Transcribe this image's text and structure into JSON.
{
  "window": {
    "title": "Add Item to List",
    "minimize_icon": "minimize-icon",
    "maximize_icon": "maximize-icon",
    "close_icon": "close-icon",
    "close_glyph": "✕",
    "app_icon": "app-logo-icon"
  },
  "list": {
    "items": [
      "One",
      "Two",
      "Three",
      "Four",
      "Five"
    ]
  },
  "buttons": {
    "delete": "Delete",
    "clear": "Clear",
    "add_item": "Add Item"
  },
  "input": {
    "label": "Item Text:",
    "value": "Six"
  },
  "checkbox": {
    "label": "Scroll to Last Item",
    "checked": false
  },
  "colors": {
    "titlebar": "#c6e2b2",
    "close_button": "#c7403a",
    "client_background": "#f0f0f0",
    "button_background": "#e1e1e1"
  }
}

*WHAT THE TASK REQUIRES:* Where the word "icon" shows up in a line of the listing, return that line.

*SOLUTION BELOW:*
    "minimize_icon": "minimize-icon",
    "maximize_icon": "maximize-icon",
    "close_icon": "close-icon",
    "app_icon": "app-logo-icon"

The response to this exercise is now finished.